As long as it’s named 98-fbturbo-tft.conf the TFT will be used by default rather than the HDMI output specified in 99-fbturbo.conf (the lowest number is the default). Alternatively, it can be specified explicitly via the -layout option: startx -- -layout TFT01-2.8.

If you add a ServerLayout and Screen section to 99-fbturbo.conf, you can also start X on the HDMI output. Mine looks like this:

Section "Device"
        Identifier      "FB"
        Driver          "fbturbo"
        Option          "fbdev" "/dev/fb0"

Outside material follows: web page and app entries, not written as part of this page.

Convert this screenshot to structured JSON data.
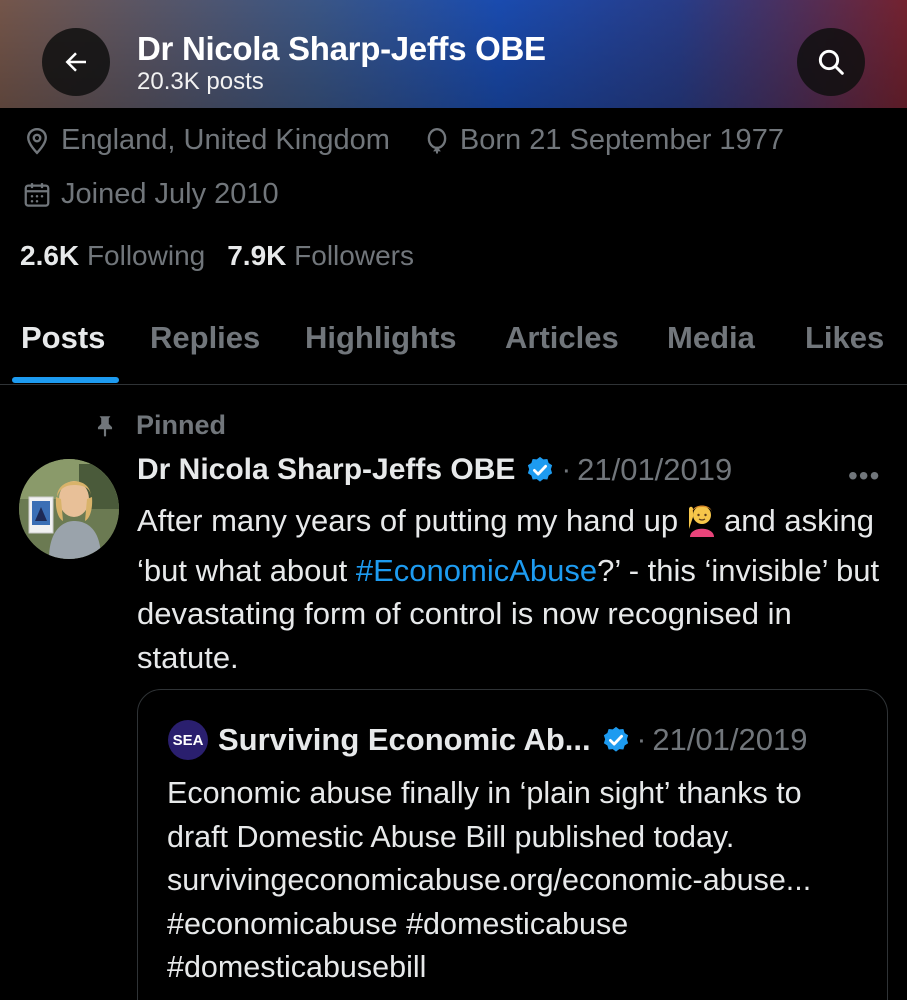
{
  "header": {
    "title": "Dr Nicola Sharp-Jeffs OBE",
    "post_count": "20.3K posts"
  },
  "profile": {
    "location": "England, United Kingdom",
    "born": "Born 21 September 1977",
    "joined": "Joined July 2010",
    "following_count": "2.6K",
    "following_label": "Following",
    "followers_count": "7.9K",
    "followers_label": "Followers"
  },
  "tabs": [
    {
      "label": "Posts",
      "active": true
    },
    {
      "label": "Replies"
    },
    {
      "label": "Highlights"
    },
    {
      "label": "Articles"
    },
    {
      "label": "Media"
    },
    {
      "label": "Likes"
    }
  ],
  "pinned_post": {
    "pinned_label": "Pinned",
    "author": "Dr Nicola Sharp-Jeffs OBE",
    "separator": "·",
    "date": "21/01/2019",
    "more": "•••",
    "text_1": "After many years of putting my hand up",
    "text_2": "and asking ‘but what about",
    "hashtag": "#EconomicAbuse",
    "text_3": "?’ - this ‘invisible’ but devastating form of control is now recognised in statute.",
    "quoted": {
      "avatar_text": "SEA",
      "author": "Surviving Economic Ab...",
      "separator": "·",
      "date": "21/01/2019",
      "text": "Economic abuse finally in ‘plain sight’ thanks to draft Domestic Abuse Bill published today. survivingeconomicabuse.org/economic-abuse... #economicabuse #domesticabuse #domesticabusebill"
    }
  },
  "colors": {
    "accent": "#1d9bf0",
    "muted": "#71767b",
    "background": "#000000",
    "text": "#e7e9ea"
  },
  "icons": [
    "back-arrow-icon",
    "search-icon",
    "location-pin-icon",
    "birthday-balloon-icon",
    "calendar-icon",
    "pin-icon",
    "verified-badge-icon",
    "raising-hand-emoji-icon"
  ]
}
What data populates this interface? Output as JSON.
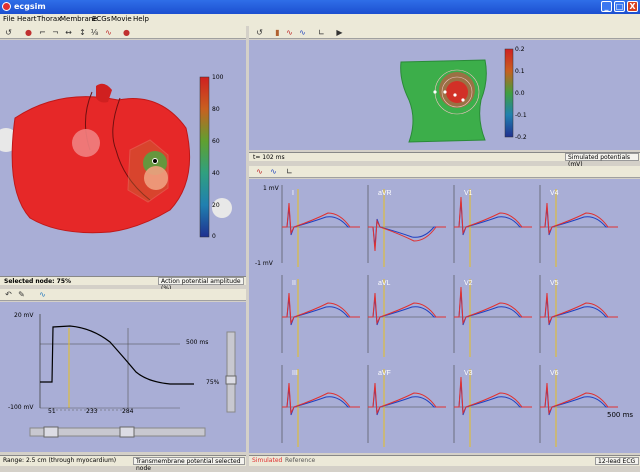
{
  "window": {
    "title": "ecgsim",
    "btn_min": "_",
    "btn_max": "□",
    "btn_close": "X"
  },
  "menu": [
    "File",
    "Heart",
    "Thorax",
    "Membrane",
    "ECGs",
    "Movie",
    "Help"
  ],
  "heart_panel": {
    "colorbar": [
      "100",
      "80",
      "60",
      "40",
      "20",
      "0"
    ],
    "status_left": "Selected node:  75%",
    "status_right": "Action potential amplitude (%)"
  },
  "torso_panel": {
    "colorbar": [
      "0.2",
      "0.1",
      "0.0",
      "-0.1",
      "-0.2"
    ],
    "time_label": "t= 102 ms",
    "status_right": "Simulated potentials (mV)"
  },
  "ap_panel": {
    "y_top": "20 mV",
    "y_bottom": "-100 mV",
    "x_unit": "500 ms",
    "level": "75%",
    "markers": [
      "51",
      "233",
      "284"
    ],
    "status_left": "Range: 2.5 cm (through myocardium)",
    "status_right": "Transmembrane potential selected node"
  },
  "ecg_panel": {
    "leads": [
      "I",
      "aVR",
      "V1",
      "V4",
      "II",
      "aVL",
      "V2",
      "V5",
      "III",
      "aVF",
      "V3",
      "V6"
    ],
    "y_top": "1 mV",
    "y_bottom": "-1 mV",
    "x_unit": "500 ms",
    "legend_sim": "Simulated",
    "legend_ref": "Reference",
    "status_right": "12-lead ECG"
  },
  "colors": {
    "sim": "#e03030",
    "ref": "#2040c0",
    "marker": "#e8c020"
  }
}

        Option          "SwapbuffersWait" "true"
Section "Screen"
	Identifier	"FB-HDMI"
	Device "FB"

Section "ServerLayout"
	Identifier	"HDMI"
	Screen		"FB-HDMI"

(You could even run a single desktop across both displays at once, by listing multiple screens in ServerLayout.)

For now, my Pi doesn’t automatically boot into desktop mode on the LCD panel – but if I’m going to use it to display cool stuff, I should of course set it up to start X11 at boot time, and run whatever code I want (duckpond with jumping frogs, for example…)

Jumping frogs

Other things

Booting with the console on the TFT display

This is apparently also possible, but I haven’t tried it yet.

Touch input

Haven’t tried this either, yet. Touch functionality seems to use 5 pins, so it should still fit on the 40-pin modern Pis – we’re currently using 16 pins for data and 4 for control, out of 28 GPIO pins (the other 12 Pi pins are ground and power).

tags: electronics - rpi